    • celiac disease is psychosomatic
      Thanks, I'll check out the information in the link. Do you remember how long you were on a gluten-free diet before your vertigo disappeared? I have been on the diet for 2 years, but I might be glutened from time to time since I am not an expert food label reader. My dizziness still persists.
  • Upcoming Events

  • Blog Entries

  • Recent Status Updates

    • Larry Gessner  »  cyclinglady

      Hi There, I don't know if there is a place for videos in the forum. I just watched "The Truth About Gluten" I think it is a good video. I would like to share it somewhere but don't know where it should go. Any help would be greatly appreciated.
      Here is the link if you have never watched it.
      https://youtu.be/IU6jVEwpjnE Thank You,
      Larry
      · 2 replies
    • ChiaChick  »  Peaceflower

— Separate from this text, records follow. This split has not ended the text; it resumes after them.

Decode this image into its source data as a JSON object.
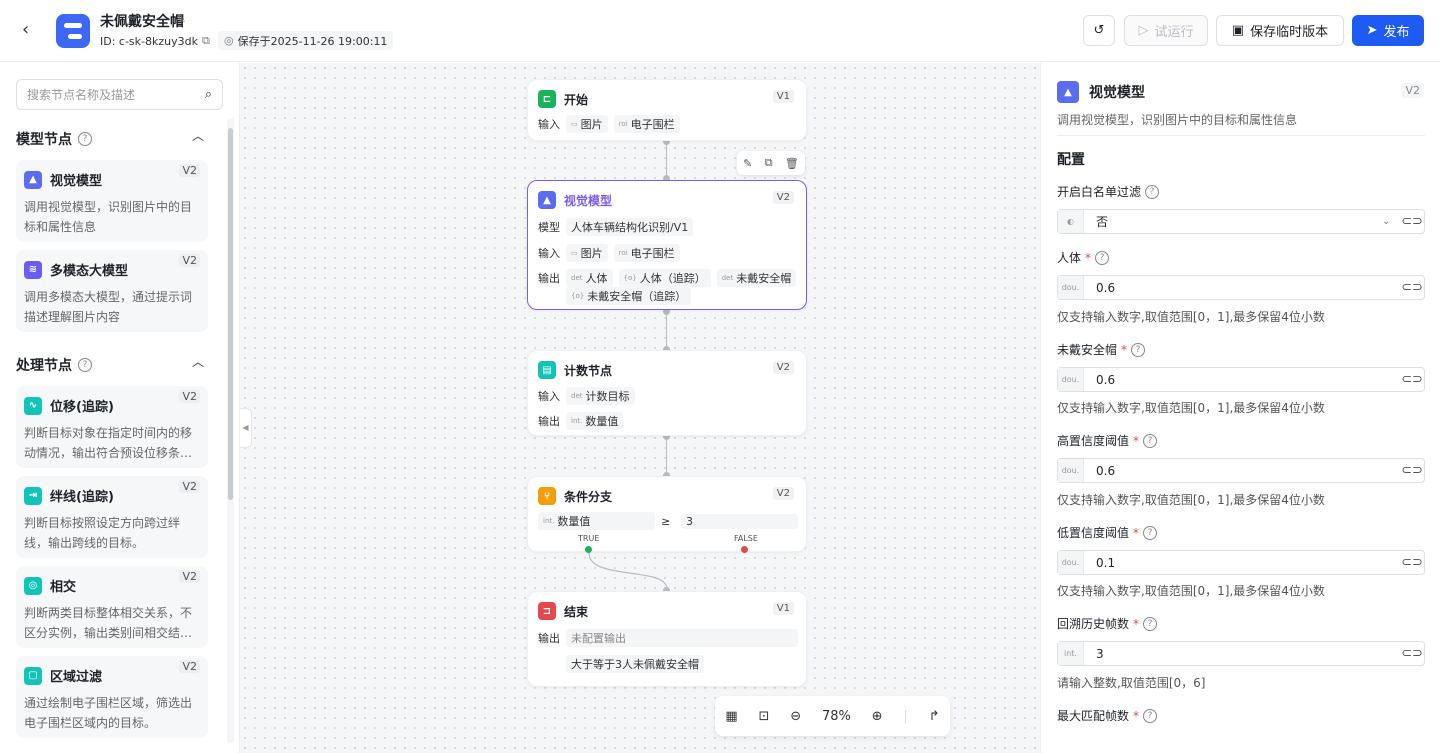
{
  "header": {
    "app_title": "未佩戴安全帽",
    "id_text": "ID: c-sk-8kzuy3dk",
    "save_text": "保存于2025-11-26 19:00:11",
    "test_run_label": "试运行",
    "save_version_label": "保存临时版本",
    "publish_label": "发布"
  },
  "sidebar": {
    "search_placeholder": "搜索节点名称及描述",
    "sections": [
      {
        "title": "模型节点"
      },
      {
        "title": "处理节点"
      }
    ],
    "cards": [
      {
        "name": "视觉模型",
        "version": "V2",
        "desc": "调用视觉模型，识别图片中的目标和属性信息",
        "color": "#5b6cf0"
      },
      {
        "name": "多模态大模型",
        "version": "V2",
        "desc": "调用多模态大模型，通过提示词描述理解图片内容",
        "color": "#6a5cf0"
      },
      {
        "name": "位移(追踪)",
        "version": "V2",
        "desc": "判断目标对象在指定时间内的移动情况，输出符合预设位移条…",
        "color": "#14c3b8"
      },
      {
        "name": "绊线(追踪)",
        "version": "V2",
        "desc": "判断目标按照设定方向跨过绊线，输出跨线的目标。",
        "color": "#14c3b8"
      },
      {
        "name": "相交",
        "version": "V2",
        "desc": "判断两类目标整体相交关系，不区分实例，输出类别间相交结…",
        "color": "#14c3b8"
      },
      {
        "name": "区域过滤",
        "version": "V2",
        "desc": "通过绘制电子围栏区域，筛选出电子围栏区域内的目标。",
        "color": "#14c3b8"
      }
    ]
  },
  "canvas": {
    "start": {
      "title": "开始",
      "version": "V1",
      "input_label": "输入",
      "inputs": [
        "图片",
        "电子围栏"
      ]
    },
    "vision": {
      "title": "视觉模型",
      "version": "V2",
      "model_label": "模型",
      "model": "人体车辆结构化识别/V1",
      "input_label": "输入",
      "inputs": [
        "图片",
        "电子围栏"
      ],
      "output_label": "输出",
      "outputs": [
        "人体",
        "人体（追踪）",
        "未戴安全帽",
        "未戴安全帽（追踪）"
      ]
    },
    "counter": {
      "title": "计数节点",
      "version": "V2",
      "input_label": "输入",
      "input": "计数目标",
      "output_label": "输出",
      "output": "数量值"
    },
    "branch": {
      "title": "条件分支",
      "version": "V2",
      "field": "数量值",
      "op": "≥",
      "value": "3",
      "true_label": "TRUE",
      "false_label": "FALSE"
    },
    "end": {
      "title": "结束",
      "version": "V1",
      "output_label": "输出",
      "output_placeholder": "未配置输出",
      "message": "大于等于3人未佩戴安全帽"
    },
    "zoom": "78%"
  },
  "panel": {
    "title": "视觉模型",
    "version": "V2",
    "desc": "调用视觉模型，识别图片中的目标和属性信息",
    "section": "配置",
    "whitelist": {
      "label": "开启白名单过滤",
      "value": "否"
    },
    "fields": [
      {
        "label": "人体",
        "prefix": "dou.",
        "value": "0.6",
        "hint": "仅支持输入数字,取值范围[0，1],最多保留4位小数"
      },
      {
        "label": "未戴安全帽",
        "prefix": "dou.",
        "value": "0.6",
        "hint": "仅支持输入数字,取值范围[0，1],最多保留4位小数"
      },
      {
        "label": "高置信度阈值",
        "prefix": "dou.",
        "value": "0.6",
        "hint": "仅支持输入数字,取值范围[0，1],最多保留4位小数"
      },
      {
        "label": "低置信度阈值",
        "prefix": "dou.",
        "value": "0.1",
        "hint": "仅支持输入数字,取值范围[0，1],最多保留4位小数"
      },
      {
        "label": "回溯历史帧数",
        "prefix": "int.",
        "value": "3",
        "hint": "请输入整数,取值范围[0，6]"
      }
    ],
    "last_label": "最大匹配帧数"
  }
}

      Hi Peaceflower, Just wanted to say thank you for the chat.
      · 0 replies
    • ukuleleerika

      Hello! I am new to this Celiac website... Is there anyone out there with Celiac AND extensive food allergies? My allergies include shellfish, dairy, eggs, cantaloupe, kiwi, mango, nuts, oranges, red dye, and more I can't think of. I went to the allergist about a year ago to see why I wasn't feeling well, and once everything was eliminated, I still didn't feel well. We did more testing to find out I had celiac as well as allergies to cattle as well as rye grass (I live on a farm basically). This was back in January 2016. I recently had my endoscopy with the gastroenterologist a week ago. I have no idea what to do or what to eat... So fish and potatoes for me!
      · 2 replies
  • Who's Online (See full list)

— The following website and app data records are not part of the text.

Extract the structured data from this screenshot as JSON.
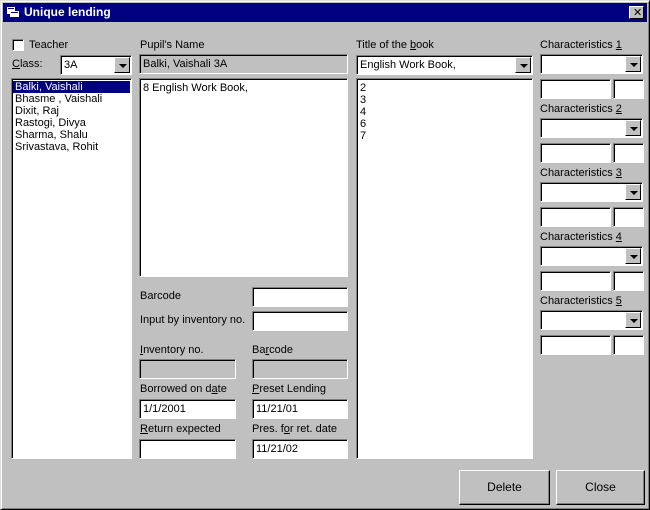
{
  "window": {
    "title": "Unique lending"
  },
  "left": {
    "teacher_label": "Teacher",
    "class_label": "Class:",
    "class_value": "3A",
    "pupils": [
      "Balki, Vaishali",
      "Bhasme , Vaishali",
      "Dixit, Raj",
      "Rastogi, Divya",
      "Sharma, Shalu",
      "Srivastava, Rohit"
    ]
  },
  "middle": {
    "pupil_name_label": "Pupil's Name",
    "pupil_name_value": "Balki, Vaishali  3A",
    "lent_items": [
      "8 English Work Book,"
    ],
    "barcode_label": "Barcode",
    "barcode_value": "",
    "inventory_input_label": "Input by inventory no.",
    "inventory_input_value": "",
    "inventory_no_label": "Inventory no.",
    "inventory_no_value": "",
    "barcode2_label": "Barcode",
    "barcode2_value": "",
    "borrowed_label": "Borrowed on date",
    "borrowed_value": "1/1/2001",
    "preset_label": "Preset Lending",
    "preset_value": "11/21/01",
    "return_label": "Return expected",
    "return_value": "",
    "pres_ret_label": "Pres. for ret. date",
    "pres_ret_value": "11/21/02"
  },
  "book": {
    "title_label": "Title of the book",
    "title_value": "English Work Book,",
    "copies": [
      "2",
      "3",
      "4",
      "6",
      "7"
    ]
  },
  "characteristics": [
    {
      "label": "Characteristics 1"
    },
    {
      "label": "Characteristics 2"
    },
    {
      "label": "Characteristics 3"
    },
    {
      "label": "Characteristics 4"
    },
    {
      "label": "Characteristics 5"
    }
  ],
  "buttons": {
    "delete": "Delete",
    "close": "Close"
  }
}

  • Member Statistics

    • Total Members
      60,528
    • Most Online
      1,763

    Newest Member
    MooCow27
    Joined